4. Laminated Root Rot
5. Schweinitzii root and butt rot
6. Douglas-fir beetle
7. Team Exercise- Westside Prescription

5:30   Arrive back at BW Hood River Inn

Thursday, June 20, 2019

7:30   Depart from BW Hood River Inn

Morning topics and activities:
1. Team Exercise – Pruning Western White Pine
2. Larch casebearer
3. Larch needle diseases
4. Balsam woolly adelgid
5. Tree survival after fire

Lunch (included with registration)

Afternoon topics and activities:
6. Class Exercise – Identify Me!
7. Western pine beetle
8. Dwarf mistletoe recap – ponderosa pine
9. Class Exercise – Rating Dwarf mistletoe
10. Team Exercise – Dry Ponderosa pine Prescription
11. Session wrap – up

5:00   Arrive back at BW Hood River Inn and session adjourns.

2019 NW Seed Orchard Managers Annual Meeting

Draft Agenda

Tuesday June 18th

Breakfast on your own
8:15 amWelcome and IntroductionsLauren Magalska
8:30 amDrone applications and limitationsNathan Moses-Gonzales
9:00 amOrchard pollination with droneMike Winch
9:30 amFire rehabilitation and reforestation – an industry perspectiveMark Gray
10:00 amFire rehabilitation and reforestation USFS perspectiveJoe Sherlock
10:30 am   Coffee break
10:45 amSeed production in other conifersArnaldo Ferreira
11:15 amSeed orchard research needs – round table discussionAnna Magnuson
12:00 pm   Lunch
1:00 pmOrchard tagging and inventoryLauren Magalska
1:30 pmUpdate on ArborJet injectablesDon Grosman
2:00 pm   Afternoon break
2:15 pmRevisiting abandoned Port Orford cedar common garden tests – Ron Rhatigan
2:45 pmRound table discussionLead by Mike Crawford
3:30 pmNWSOMA leadership and planningLead by Lauren Magalska
3:45 pm   Adjorn
4:30 – 5:00 pm Optional ArborJet injectable demonstrationSPI Orchard, 16315 Old Westside Rd, Gazelle CA
5:30 pm   Gather for Evening Social at Mt. Shasta Brewing Co., 360 College Ave
Weed, CA 96094, (530)938-2394
6:00 pm   Dinner at Mt. Shasta Brewing Co.
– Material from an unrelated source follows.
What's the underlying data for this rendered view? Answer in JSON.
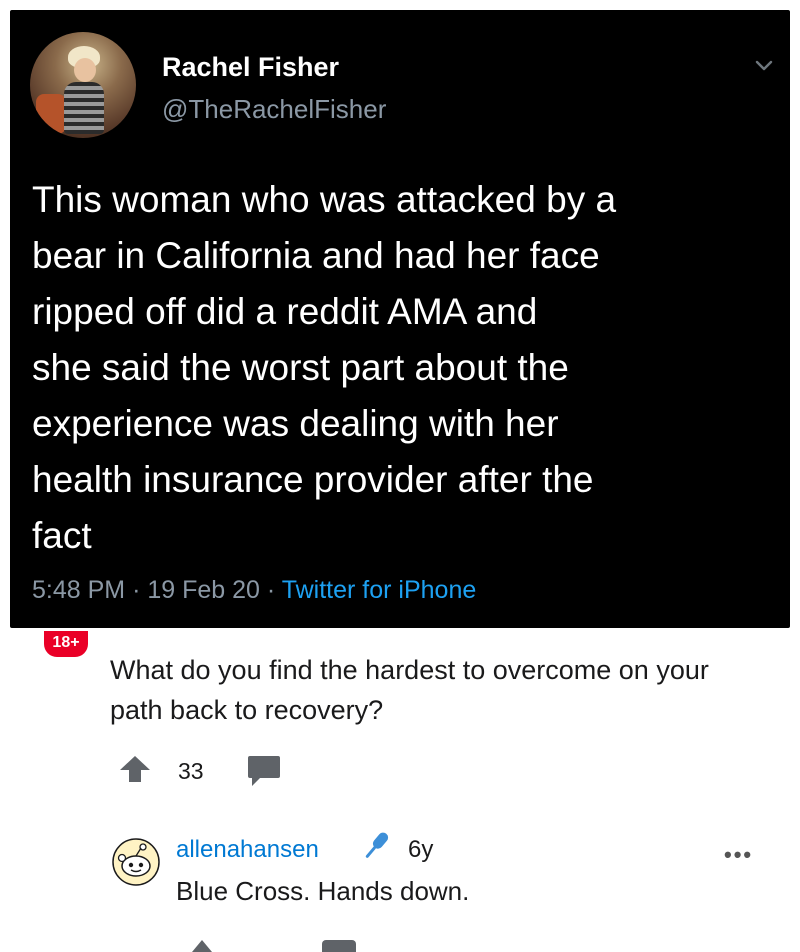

Wednesday June 19th

Breakfast on your own
8:00 am   Depart Best Western
9:10 am   Arrive Cal Forest Nursery (1838 Eastside Rd, Etna CA)
10:10 am   Depart
11:10 am   Arrive Belcampo (Lunch stop) 4720 Scarface Rd, Gazelle
12:30 pm   Depart
12:45 pm   Arrive SPI orchard (16315 Old Westside Rd, Gazelle CA)
1:45 pm   Depart
2:30 pm   Arrive Ash Creek progeny test (10 miles east of McCloud on Hwy 89)
3:30 pm   Depart
4:00 pm   Arrive Best Western – meeting adjourned